Nearly 75% of persons with brain injury experience a mild injury. These people do not often enter the healthcare system by traditional means, nor do they always present with visible signs and symptoms of injury. In fact, people who experienced brain trauma are likely to seek help in primary care settings and from advanced practice nurses (APNs). Because the symptom experience can be complicated by impaired perception or mood, delays in seeking help, and faulty explanations for their symptoms, APNs need to rule out competing diagnoses, offer brief psychoeducational treatment, and refer the person to an appropriate specialist for therapy when needed.
Questions or comments about this article may be directed to Esther Bay, PhD APRN BC CCRN, at email@example.com . She is an assistant professor at the College of Nursing at Michigan State University, East Lansing, MI.
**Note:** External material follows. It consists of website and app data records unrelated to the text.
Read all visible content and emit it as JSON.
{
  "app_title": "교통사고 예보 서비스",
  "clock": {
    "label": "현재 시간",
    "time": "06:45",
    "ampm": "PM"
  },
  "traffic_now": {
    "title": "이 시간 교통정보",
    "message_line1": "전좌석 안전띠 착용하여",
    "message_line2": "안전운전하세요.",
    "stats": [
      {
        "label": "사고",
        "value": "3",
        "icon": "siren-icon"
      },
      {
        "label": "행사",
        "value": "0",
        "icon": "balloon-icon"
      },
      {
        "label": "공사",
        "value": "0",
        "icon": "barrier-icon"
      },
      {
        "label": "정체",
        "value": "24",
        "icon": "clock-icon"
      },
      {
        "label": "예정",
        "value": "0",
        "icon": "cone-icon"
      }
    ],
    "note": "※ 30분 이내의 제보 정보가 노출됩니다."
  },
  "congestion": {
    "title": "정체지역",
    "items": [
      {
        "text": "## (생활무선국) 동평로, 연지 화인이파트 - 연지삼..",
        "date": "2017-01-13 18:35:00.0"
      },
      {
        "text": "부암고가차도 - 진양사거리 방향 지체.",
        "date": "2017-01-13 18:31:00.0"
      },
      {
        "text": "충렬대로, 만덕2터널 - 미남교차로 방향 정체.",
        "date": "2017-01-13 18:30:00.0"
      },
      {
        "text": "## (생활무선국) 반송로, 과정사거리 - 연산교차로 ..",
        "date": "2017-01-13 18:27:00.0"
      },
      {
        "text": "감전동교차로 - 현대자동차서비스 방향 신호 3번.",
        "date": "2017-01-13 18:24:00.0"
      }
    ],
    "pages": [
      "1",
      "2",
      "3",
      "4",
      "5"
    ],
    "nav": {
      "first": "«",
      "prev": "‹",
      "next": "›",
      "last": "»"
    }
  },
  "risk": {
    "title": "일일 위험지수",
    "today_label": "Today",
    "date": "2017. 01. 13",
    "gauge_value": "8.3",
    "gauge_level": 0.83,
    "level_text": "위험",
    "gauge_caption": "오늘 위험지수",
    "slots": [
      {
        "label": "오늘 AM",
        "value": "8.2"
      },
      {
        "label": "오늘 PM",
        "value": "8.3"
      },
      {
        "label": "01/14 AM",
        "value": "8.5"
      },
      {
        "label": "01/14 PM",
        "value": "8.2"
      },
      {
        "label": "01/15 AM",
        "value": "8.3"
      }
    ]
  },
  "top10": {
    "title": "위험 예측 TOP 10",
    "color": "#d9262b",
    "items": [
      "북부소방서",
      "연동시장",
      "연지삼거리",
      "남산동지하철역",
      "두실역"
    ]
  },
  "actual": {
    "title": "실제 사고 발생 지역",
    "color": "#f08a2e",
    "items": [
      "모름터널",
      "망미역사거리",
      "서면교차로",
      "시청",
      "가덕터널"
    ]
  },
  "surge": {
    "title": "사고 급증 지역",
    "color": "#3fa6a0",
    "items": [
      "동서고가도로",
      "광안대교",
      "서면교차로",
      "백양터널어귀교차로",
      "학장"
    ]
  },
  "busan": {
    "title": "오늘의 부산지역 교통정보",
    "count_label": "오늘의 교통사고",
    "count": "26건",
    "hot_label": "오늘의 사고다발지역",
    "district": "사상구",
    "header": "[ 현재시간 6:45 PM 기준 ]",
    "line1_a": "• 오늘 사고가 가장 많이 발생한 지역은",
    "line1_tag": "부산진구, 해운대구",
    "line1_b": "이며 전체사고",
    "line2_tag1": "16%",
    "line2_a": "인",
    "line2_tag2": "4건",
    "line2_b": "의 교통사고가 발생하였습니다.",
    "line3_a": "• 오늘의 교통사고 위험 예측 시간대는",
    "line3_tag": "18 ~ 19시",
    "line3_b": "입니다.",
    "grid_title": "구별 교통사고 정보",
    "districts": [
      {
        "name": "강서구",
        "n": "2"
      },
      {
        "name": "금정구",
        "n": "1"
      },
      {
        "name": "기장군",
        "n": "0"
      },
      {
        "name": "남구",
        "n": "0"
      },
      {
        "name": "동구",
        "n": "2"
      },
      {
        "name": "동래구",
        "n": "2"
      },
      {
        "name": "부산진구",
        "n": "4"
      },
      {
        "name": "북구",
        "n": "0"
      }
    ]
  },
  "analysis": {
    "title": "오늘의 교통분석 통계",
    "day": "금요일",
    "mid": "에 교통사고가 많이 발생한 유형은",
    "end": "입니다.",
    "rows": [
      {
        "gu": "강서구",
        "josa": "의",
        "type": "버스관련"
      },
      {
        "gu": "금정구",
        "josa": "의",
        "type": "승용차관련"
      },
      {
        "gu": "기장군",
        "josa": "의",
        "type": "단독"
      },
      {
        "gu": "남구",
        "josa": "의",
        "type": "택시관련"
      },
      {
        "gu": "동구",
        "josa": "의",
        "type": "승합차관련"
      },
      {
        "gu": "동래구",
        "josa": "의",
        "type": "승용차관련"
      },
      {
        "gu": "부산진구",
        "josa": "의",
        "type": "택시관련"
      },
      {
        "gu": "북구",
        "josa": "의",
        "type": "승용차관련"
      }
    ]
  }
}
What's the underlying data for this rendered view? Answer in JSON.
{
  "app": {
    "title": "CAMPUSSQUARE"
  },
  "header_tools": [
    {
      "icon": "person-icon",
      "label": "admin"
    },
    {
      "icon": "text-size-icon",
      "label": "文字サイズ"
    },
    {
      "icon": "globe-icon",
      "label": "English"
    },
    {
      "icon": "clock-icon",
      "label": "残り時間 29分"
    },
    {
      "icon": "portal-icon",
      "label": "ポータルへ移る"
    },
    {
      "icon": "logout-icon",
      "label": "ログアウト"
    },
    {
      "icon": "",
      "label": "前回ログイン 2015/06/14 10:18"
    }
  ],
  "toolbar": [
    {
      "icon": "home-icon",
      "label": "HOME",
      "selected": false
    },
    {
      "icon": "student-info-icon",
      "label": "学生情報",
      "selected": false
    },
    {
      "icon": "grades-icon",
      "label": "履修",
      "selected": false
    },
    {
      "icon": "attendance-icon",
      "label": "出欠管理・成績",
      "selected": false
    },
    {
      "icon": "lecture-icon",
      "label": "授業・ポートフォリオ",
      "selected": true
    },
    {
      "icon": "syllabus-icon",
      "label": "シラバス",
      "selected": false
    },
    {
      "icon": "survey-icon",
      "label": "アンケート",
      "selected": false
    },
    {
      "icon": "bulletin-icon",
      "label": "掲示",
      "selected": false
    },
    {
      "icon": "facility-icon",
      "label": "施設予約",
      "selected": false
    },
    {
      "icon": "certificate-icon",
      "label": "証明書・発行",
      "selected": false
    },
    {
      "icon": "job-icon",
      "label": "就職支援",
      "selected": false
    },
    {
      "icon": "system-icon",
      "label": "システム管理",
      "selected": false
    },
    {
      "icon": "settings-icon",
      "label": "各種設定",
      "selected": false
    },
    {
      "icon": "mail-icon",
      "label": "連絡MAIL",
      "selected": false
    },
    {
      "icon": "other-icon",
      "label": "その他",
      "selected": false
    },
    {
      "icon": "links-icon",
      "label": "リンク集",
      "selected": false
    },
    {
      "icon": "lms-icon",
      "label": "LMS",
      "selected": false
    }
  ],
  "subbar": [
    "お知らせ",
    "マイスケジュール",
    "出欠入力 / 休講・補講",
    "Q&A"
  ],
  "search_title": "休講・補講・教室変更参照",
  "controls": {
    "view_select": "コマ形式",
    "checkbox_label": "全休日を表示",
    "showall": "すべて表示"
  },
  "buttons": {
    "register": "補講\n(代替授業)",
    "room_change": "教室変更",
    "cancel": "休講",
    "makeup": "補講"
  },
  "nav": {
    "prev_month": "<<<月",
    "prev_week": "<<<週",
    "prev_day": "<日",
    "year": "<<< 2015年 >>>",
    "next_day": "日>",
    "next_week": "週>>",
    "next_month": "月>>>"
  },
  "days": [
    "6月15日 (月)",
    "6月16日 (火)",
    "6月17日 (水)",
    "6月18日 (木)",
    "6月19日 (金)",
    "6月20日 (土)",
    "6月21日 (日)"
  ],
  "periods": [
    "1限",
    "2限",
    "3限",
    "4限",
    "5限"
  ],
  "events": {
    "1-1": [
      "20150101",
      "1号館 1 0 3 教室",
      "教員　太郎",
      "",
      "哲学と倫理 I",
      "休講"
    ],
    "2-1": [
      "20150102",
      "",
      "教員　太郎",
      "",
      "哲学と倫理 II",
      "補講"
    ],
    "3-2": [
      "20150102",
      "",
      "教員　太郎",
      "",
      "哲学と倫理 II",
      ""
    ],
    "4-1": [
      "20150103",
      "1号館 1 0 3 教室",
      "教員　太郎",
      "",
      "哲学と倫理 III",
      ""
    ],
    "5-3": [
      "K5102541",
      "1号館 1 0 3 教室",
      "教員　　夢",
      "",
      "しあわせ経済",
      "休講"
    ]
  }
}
Samuel A. McLean, MD MPH, is from the Department of Emergency Medicine at the University of Michigan and director of the TRYUMPH Research Program (Trauma recovery: Understanding Mechanisms & Promoting Healing).